Main Piece:  “In terms of food… um… my mom is Ashkenazi and my dad is Sephardic so I think my home is one of those rare homes that you see foods like rice and beans served, besides brisket…we have both brisket and lamb…which I don’t think anyone does that…’cause we cater to both sides of the family. There’s two dishes in particular that I think I’ve never heard of outside of my family. One of them is called Mina…and it’s a spinach matzoh dish… not entirely sure….but it’s amazing. And then the other one is Singato and that’s like mushrooms and meat and all sorts of good stuff…I don’t know what’s in it….but it’s Sephardic.”

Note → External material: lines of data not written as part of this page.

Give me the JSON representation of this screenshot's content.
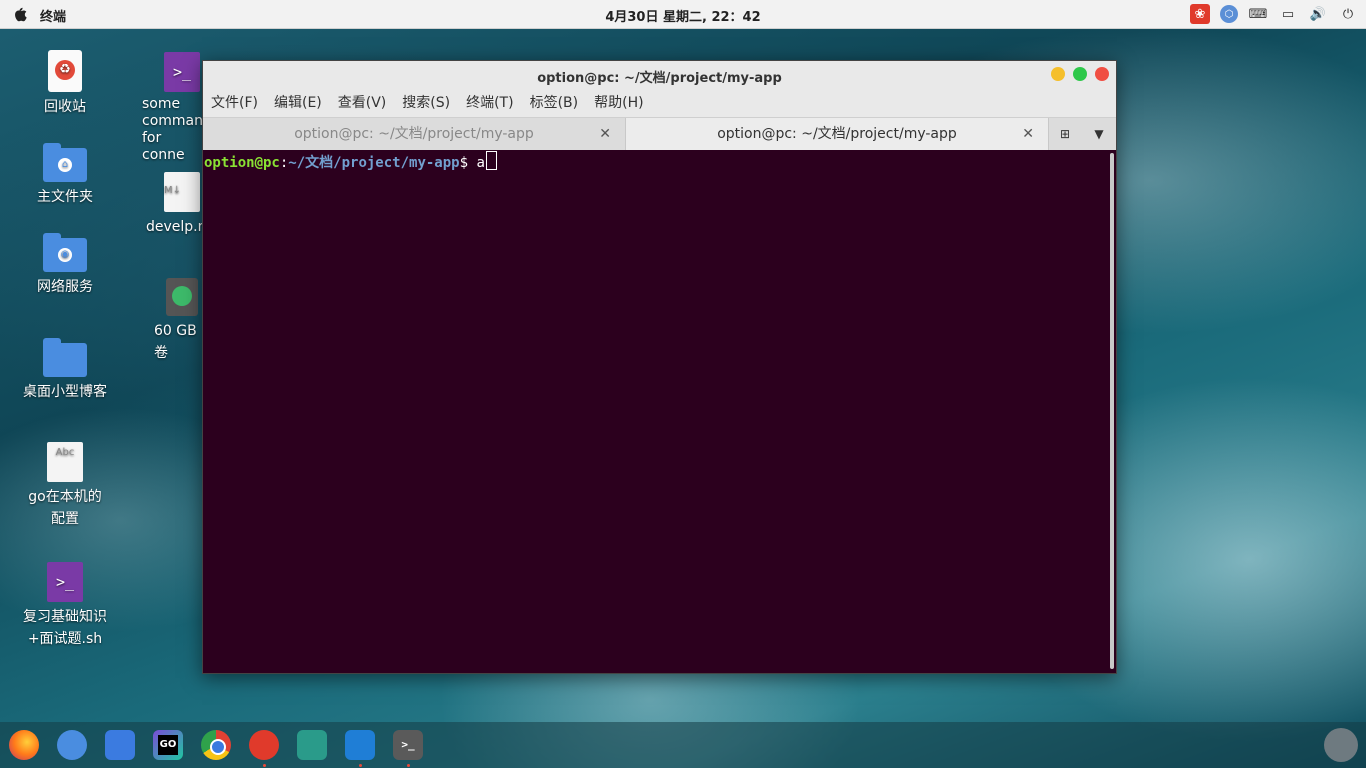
{
  "topbar": {
    "app_name": "终端",
    "clock": "4月30日 星期二, 22：42",
    "tray": {
      "netease": "❀",
      "bt": "⬡",
      "keyboard": "⌨",
      "window": "▭",
      "volume": "🔊",
      "power": "⏻"
    }
  },
  "desktop": {
    "icons": [
      {
        "label": "回收站"
      },
      {
        "label": "主文件夹"
      },
      {
        "label": "网络服务"
      },
      {
        "label": "桌面小型博客"
      },
      {
        "label": "go在本机的配置"
      },
      {
        "label": "复习基础知识+面试题.sh"
      },
      {
        "label": "some command for conne"
      },
      {
        "label": "develp.m"
      },
      {
        "label": "60 GB 卷"
      }
    ],
    "paper_text": "Abc",
    "md_text": "M↓",
    "term_glyph": ">_"
  },
  "window": {
    "title": "option@pc: ~/文档/project/my-app",
    "menu": [
      "文件(F)",
      "编辑(E)",
      "查看(V)",
      "搜索(S)",
      "终端(T)",
      "标签(B)",
      "帮助(H)"
    ],
    "tabs": [
      {
        "label": "option@pc: ~/文档/project/my-app",
        "close": "✕"
      },
      {
        "label": "option@pc: ~/文档/project/my-app",
        "close": "✕"
      }
    ],
    "new_tab": "⊞",
    "tab_menu": "▼",
    "terminal": {
      "user_host": "option@pc",
      "colon": ":",
      "path": "~/文档/project/my-app",
      "dollar": "$ ",
      "command": "a"
    }
  },
  "dock": {
    "items": [
      {
        "name": "firefox"
      },
      {
        "name": "files"
      },
      {
        "name": "store"
      },
      {
        "name": "goland",
        "text": "GO"
      },
      {
        "name": "chrome"
      },
      {
        "name": "netease-music"
      },
      {
        "name": "video"
      },
      {
        "name": "vscode"
      },
      {
        "name": "terminal",
        "text": ">_"
      },
      {
        "name": "launcher"
      }
    ]
  },
  "colors": {
    "terminal_bg": "#2c001e",
    "prompt_user": "#8ae234",
    "prompt_path": "#729fcf"
  }
}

Background: The informant notes that it is particularly interesting that her Ashkenazi mother and Sephardic father jointly contribute to the Passover meal because they are two different global denominations of Judaism. She remembers that when she was younger, her family wouldn’t serve the traditional Sephardic dishes because her older Ashkenazi relatives weren’t as accepting of these dishes as “traditional.” The informant prefers the Sephardic food served at dinner because there are more variations in the dish (vegetables, meat, grains, etc.) The informant’s family hosts over 50 people for dinner each year. She notes that it can be offensive to the hosts when a guest doesn’t eat a dish that is served.

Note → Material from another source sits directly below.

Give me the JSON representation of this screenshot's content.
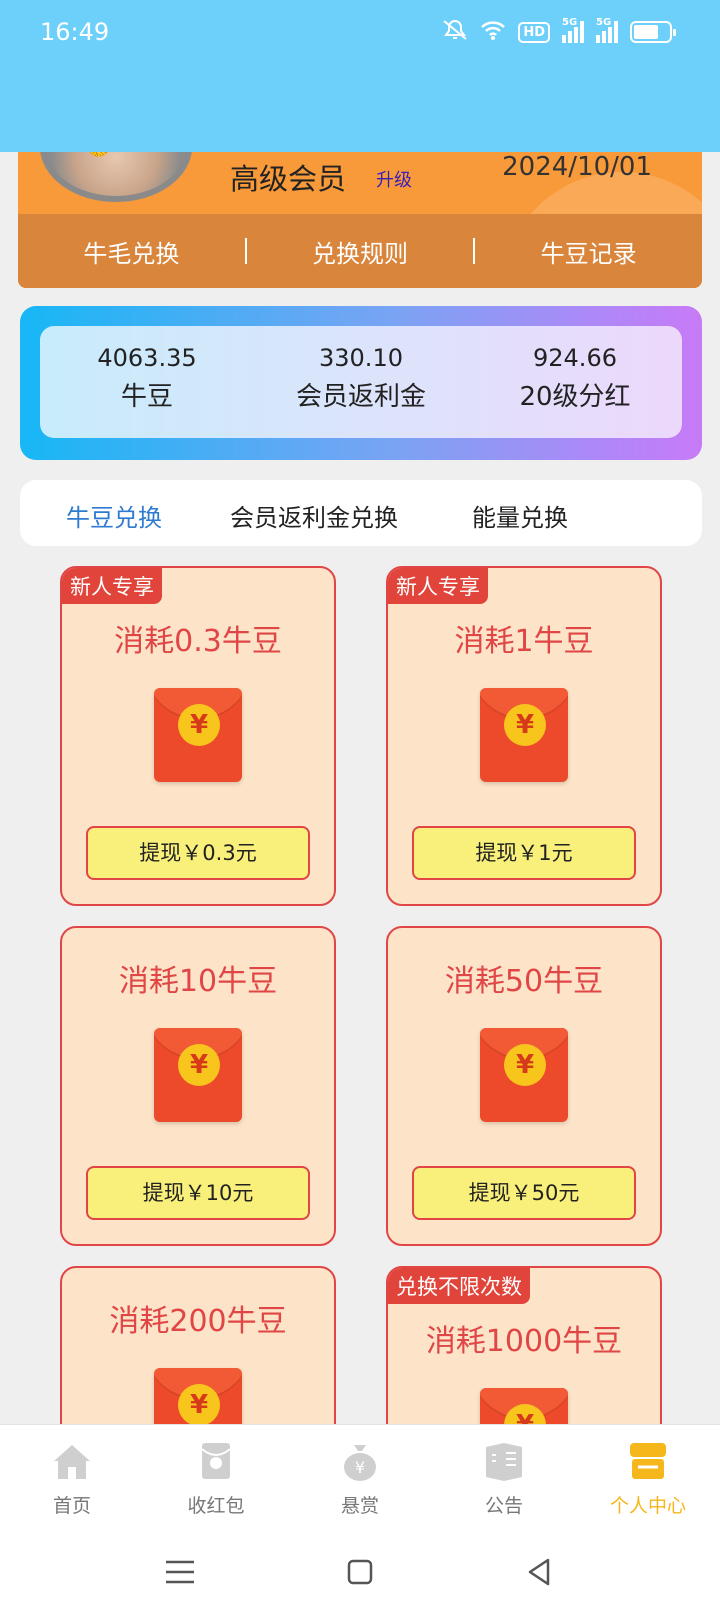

Performance Context: I sat at my desk while the informant sat across from me in a chair.

My Thoughts: The unification of two branches of Judaism, Sephardic and Ashkenazi, is noteworthy because these affiliations are infamous for not collaborating on religious methods concerning diet, prayer, ritual, and more. Ashkenazi Jews are a European denomination especially prevalent in Poland, Russia, France, while Sephardic Jews have majority of their communities in Spain, Portugal, and Turkey. Folk foodways are an interesting way to unify multiple globalized traditions. The informant noted that her older relatives were not so welcoming of this collaboration because it wasn’t as “traditional.” A widely accepted sentiment, “non-traditonal” is usually understood as imposing on an individual’s personal tradition. Of course a tradition is unique to the individual, so Sephardic foodways and Ashkenazi foodways are each traditional, but bringing together both foodways at one time became a new tradition which required adjustment.